Write the entries out again. Every character must match.

Listed records ->
::::::::::
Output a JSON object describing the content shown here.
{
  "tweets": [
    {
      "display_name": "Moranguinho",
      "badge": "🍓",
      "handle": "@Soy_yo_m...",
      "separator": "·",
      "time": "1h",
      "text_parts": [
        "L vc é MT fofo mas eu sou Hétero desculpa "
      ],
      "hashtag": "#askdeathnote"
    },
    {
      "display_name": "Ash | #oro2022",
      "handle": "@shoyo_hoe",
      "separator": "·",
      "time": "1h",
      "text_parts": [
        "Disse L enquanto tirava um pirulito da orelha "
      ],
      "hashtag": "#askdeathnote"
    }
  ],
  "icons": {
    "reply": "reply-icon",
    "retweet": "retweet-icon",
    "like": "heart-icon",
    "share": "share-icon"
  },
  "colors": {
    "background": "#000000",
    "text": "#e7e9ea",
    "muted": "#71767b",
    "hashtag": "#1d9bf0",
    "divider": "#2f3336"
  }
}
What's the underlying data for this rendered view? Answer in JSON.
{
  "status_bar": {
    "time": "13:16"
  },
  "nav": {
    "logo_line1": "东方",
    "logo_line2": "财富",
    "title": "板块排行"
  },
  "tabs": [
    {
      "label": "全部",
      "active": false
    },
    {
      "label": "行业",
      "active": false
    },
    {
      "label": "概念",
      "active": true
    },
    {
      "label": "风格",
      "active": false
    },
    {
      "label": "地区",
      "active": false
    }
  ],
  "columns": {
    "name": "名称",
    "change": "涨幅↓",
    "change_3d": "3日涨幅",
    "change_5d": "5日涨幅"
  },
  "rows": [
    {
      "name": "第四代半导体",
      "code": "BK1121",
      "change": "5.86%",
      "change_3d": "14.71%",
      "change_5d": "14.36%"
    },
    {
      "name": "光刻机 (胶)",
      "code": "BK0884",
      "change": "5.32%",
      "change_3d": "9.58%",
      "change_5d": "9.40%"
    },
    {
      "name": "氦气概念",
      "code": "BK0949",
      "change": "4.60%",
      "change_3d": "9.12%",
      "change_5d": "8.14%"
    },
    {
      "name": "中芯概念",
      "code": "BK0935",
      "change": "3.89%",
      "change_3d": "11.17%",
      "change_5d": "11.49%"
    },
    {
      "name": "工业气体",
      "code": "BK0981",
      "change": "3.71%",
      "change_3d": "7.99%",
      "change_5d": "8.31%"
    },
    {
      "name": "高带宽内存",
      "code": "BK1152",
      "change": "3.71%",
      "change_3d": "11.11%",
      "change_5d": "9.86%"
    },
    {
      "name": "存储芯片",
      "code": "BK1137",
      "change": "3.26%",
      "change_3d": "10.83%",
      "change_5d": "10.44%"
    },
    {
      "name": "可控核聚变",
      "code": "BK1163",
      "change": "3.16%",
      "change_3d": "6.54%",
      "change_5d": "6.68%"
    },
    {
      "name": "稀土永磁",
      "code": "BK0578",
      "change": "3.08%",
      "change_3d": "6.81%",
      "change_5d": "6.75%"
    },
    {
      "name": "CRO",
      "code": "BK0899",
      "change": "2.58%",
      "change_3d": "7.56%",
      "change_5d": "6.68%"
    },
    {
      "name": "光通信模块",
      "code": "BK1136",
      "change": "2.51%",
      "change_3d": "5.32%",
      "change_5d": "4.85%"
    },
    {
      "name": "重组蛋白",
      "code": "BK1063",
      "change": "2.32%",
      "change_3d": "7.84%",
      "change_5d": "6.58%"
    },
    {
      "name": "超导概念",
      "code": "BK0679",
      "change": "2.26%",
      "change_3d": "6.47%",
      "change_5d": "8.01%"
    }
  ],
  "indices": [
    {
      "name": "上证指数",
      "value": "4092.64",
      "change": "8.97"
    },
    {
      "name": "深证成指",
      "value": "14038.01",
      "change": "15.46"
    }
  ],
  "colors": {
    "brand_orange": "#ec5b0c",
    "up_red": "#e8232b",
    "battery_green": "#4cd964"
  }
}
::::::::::
Exercise response ->
Output a JSON object describing the content shown here.
{
  "tweets": [
    {
      "display_name": "Moranguinho",
      "badge": "🍓",
      "handle": "@Soy_yo_m...",
      "separator": "·",
      "time": "1h",
      "text_parts": [
        "L vc é MT fofo mas eu sou Hétero desculpa "
      ],
      "hashtag": "#askdeathnote"
    },
    {
      "display_name": "Ash | #oro2022",
      "handle": "@shoyo_hoe",
      "separator": "·",
      "time": "1h",
      "text_parts": [
        "Disse L enquanto tirava um pirulito da orelha "
      ],
      "hashtag": "#askdeathnote"
    }
  ],
  "icons": {
    "reply": "reply-icon",
    "retweet": "retweet-icon",
    "like": "heart-icon",
    "share": "share-icon"
  },
  "colors": {
    "background": "#000000",
    "text": "#e7e9ea",
    "muted": "#71767b",
    "hashtag": "#1d9bf0",
    "divider": "#2f3336"
  }
}
What's the underlying data for this rendered view? Answer in JSON.
{
  "status_bar": {
    "time": "13:16"
  },
  "nav": {
    "logo_line1": "东方",
    "logo_line2": "财富",
    "title": "板块排行"
  },
  "tabs": [
    {
      "label": "全部",
      "active": false
    },
    {
      "label": "行业",
      "active": false
    },
    {
      "label": "概念",
      "active": true
    },
    {
      "label": "风格",
      "active": false
    },
    {
      "label": "地区",
      "active": false
    }
  ],
  "columns": {
    "name": "名称",
    "change": "涨幅↓",
    "change_3d": "3日涨幅",
    "change_5d": "5日涨幅"
  },
  "rows": [
    {
      "name": "第四代半导体",
      "code": "BK1121",
      "change": "5.86%",
      "change_3d": "14.71%",
      "change_5d": "14.36%"
    },
    {
      "name": "光刻机 (胶)",
      "code": "BK0884",
      "change": "5.32%",
      "change_3d": "9.58%",
      "change_5d": "9.40%"
    },
    {
      "name": "氦气概念",
      "code": "BK0949",
      "change": "4.60%",
      "change_3d": "9.12%",
      "change_5d": "8.14%"
    },
    {
      "name": "中芯概念",
      "code": "BK0935",
      "change": "3.89%",
      "change_3d": "11.17%",
      "change_5d": "11.49%"
    },
    {
      "name": "工业气体",
      "code": "BK0981",
      "change": "3.71%",
      "change_3d": "7.99%",
      "change_5d": "8.31%"
    },
    {
      "name": "高带宽内存",
      "code": "BK1152",
      "change": "3.71%",
      "change_3d": "11.11%",
      "change_5d": "9.86%"
    },
    {
      "name": "存储芯片",
      "code": "BK1137",
      "change": "3.26%",
      "change_3d": "10.83%",
      "change_5d": "10.44%"
    },
    {
      "name": "可控核聚变",
      "code": "BK1163",
      "change": "3.16%",
      "change_3d": "6.54%",
      "change_5d": "6.68%"
    },
    {
      "name": "稀土永磁",
      "code": "BK0578",
      "change": "3.08%",
      "change_3d": "6.81%",
      "change_5d": "6.75%"
    },
    {
      "name": "CRO",
      "code": "BK0899",
      "change": "2.58%",
      "change_3d": "7.56%",
      "change_5d": "6.68%"
    },
    {
      "name": "光通信模块",
      "code": "BK1136",
      "change": "2.51%",
      "change_3d": "5.32%",
      "change_5d": "4.85%"
    },
    {
      "name": "重组蛋白",
      "code": "BK1063",
      "change": "2.32%",
      "change_3d": "7.84%",
      "change_5d": "6.58%"
    },
    {
      "name": "超导概念",
      "code": "BK0679",
      "change": "2.26%",
      "change_3d": "6.47%",
      "change_5d": "8.01%"
    }
  ],
  "indices": [
    {
      "name": "上证指数",
      "value": "4092.64",
      "change": "8.97"
    },
    {
      "name": "深证成指",
      "value": "14038.01",
      "change": "15.46"
    }
  ],
  "colors": {
    "brand_orange": "#ec5b0c",
    "up_red": "#e8232b",
    "battery_green": "#4cd964"
  }
}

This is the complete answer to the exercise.